Data about app and page elements:

*****

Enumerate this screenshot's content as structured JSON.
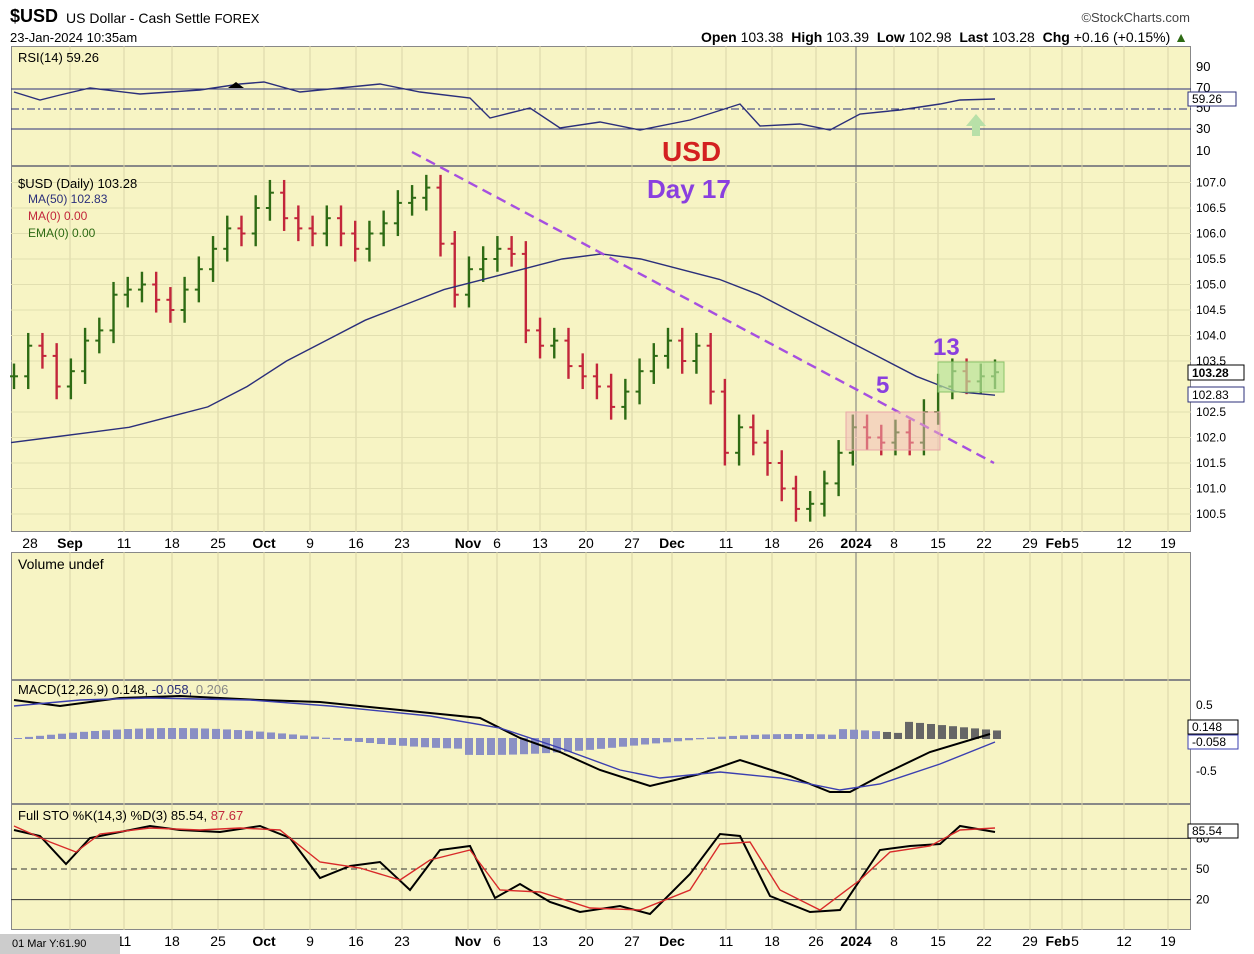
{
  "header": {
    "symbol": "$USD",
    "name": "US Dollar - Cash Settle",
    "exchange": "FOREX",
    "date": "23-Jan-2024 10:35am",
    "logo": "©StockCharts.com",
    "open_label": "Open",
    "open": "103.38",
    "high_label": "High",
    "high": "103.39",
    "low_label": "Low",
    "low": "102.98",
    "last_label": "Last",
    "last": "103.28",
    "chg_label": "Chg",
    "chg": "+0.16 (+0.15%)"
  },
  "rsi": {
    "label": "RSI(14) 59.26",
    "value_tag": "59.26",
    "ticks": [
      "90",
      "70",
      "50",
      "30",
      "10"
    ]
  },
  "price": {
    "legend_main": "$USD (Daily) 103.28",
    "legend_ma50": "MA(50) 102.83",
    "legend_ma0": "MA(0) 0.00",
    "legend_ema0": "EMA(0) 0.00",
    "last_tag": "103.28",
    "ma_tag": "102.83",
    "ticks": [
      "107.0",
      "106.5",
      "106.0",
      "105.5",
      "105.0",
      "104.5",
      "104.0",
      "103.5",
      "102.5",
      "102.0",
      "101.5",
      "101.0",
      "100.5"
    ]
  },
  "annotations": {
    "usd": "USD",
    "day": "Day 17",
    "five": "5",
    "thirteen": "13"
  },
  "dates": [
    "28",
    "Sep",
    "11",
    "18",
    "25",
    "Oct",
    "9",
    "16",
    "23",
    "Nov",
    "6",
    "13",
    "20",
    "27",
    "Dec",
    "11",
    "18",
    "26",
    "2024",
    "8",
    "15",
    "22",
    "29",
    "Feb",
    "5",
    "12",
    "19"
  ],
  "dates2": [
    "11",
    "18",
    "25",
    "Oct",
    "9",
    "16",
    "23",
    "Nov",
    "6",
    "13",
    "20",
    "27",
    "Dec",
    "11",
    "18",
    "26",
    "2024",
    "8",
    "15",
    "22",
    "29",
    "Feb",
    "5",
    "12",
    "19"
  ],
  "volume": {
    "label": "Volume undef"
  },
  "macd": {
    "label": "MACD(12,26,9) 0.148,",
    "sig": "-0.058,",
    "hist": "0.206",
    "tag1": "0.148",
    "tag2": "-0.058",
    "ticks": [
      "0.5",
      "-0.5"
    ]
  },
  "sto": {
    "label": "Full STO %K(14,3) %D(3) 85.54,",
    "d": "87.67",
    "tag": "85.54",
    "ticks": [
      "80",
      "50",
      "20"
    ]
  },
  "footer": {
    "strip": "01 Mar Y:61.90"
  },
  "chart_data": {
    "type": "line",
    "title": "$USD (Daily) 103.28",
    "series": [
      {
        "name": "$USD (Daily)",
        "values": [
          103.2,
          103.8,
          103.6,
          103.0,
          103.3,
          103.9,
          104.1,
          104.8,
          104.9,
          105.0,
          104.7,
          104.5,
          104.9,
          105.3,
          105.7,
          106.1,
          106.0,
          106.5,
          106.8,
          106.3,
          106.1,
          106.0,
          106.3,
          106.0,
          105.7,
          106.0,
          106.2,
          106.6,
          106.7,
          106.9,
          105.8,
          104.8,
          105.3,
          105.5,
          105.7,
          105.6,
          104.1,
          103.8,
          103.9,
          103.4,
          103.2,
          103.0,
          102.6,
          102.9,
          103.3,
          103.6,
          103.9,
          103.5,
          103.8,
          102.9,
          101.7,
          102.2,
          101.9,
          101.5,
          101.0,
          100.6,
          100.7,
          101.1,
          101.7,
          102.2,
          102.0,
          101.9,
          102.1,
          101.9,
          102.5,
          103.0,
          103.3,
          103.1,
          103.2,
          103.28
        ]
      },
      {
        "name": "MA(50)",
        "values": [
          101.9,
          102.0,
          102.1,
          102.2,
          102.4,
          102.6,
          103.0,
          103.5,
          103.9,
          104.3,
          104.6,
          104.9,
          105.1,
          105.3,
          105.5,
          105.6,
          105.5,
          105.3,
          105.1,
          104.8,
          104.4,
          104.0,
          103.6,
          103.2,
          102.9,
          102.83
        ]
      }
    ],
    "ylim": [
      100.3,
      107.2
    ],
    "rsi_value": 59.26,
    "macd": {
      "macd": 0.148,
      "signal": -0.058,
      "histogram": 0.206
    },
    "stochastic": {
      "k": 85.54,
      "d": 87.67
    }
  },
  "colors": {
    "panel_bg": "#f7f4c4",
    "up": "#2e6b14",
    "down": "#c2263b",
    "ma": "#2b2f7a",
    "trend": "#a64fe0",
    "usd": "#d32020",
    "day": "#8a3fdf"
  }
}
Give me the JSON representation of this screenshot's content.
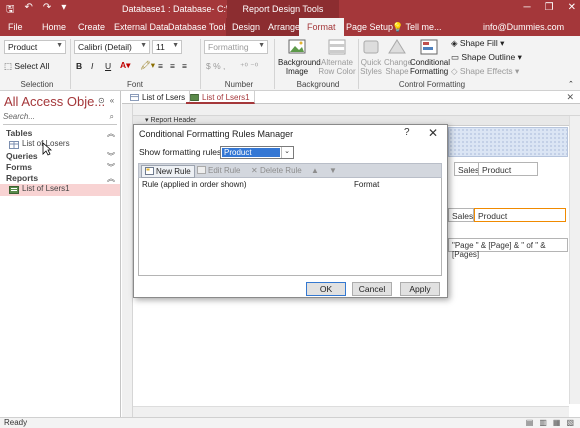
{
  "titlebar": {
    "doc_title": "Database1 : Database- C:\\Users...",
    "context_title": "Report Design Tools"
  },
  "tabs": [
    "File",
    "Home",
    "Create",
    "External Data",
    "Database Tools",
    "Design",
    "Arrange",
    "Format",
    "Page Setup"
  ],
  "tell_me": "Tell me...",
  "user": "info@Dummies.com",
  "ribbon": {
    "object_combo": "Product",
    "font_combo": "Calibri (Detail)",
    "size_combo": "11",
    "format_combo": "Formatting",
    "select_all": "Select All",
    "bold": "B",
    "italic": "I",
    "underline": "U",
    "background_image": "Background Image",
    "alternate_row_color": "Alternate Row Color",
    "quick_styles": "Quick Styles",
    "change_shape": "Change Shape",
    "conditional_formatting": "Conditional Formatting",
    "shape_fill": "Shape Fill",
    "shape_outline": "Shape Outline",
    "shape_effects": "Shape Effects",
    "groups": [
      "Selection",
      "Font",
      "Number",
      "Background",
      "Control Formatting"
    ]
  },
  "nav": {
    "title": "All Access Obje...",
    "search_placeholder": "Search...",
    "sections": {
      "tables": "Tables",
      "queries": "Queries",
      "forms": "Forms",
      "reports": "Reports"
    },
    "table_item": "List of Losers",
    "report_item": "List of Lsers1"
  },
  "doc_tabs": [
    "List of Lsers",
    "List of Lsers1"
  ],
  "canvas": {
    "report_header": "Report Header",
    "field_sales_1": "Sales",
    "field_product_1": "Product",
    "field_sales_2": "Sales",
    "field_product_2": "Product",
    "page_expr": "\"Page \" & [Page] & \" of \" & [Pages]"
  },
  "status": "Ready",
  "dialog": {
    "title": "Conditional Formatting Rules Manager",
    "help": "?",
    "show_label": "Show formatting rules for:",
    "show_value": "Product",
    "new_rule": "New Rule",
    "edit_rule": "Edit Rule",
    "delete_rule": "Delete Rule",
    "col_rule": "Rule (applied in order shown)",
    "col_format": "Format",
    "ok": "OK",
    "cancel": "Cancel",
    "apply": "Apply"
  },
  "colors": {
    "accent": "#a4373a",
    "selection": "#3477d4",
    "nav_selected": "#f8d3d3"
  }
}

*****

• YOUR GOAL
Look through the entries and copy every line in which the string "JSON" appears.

• RESPONSE
Enumerate this screenshot's content as structured JSON.
Give me the JSON representation of this screenshot's content.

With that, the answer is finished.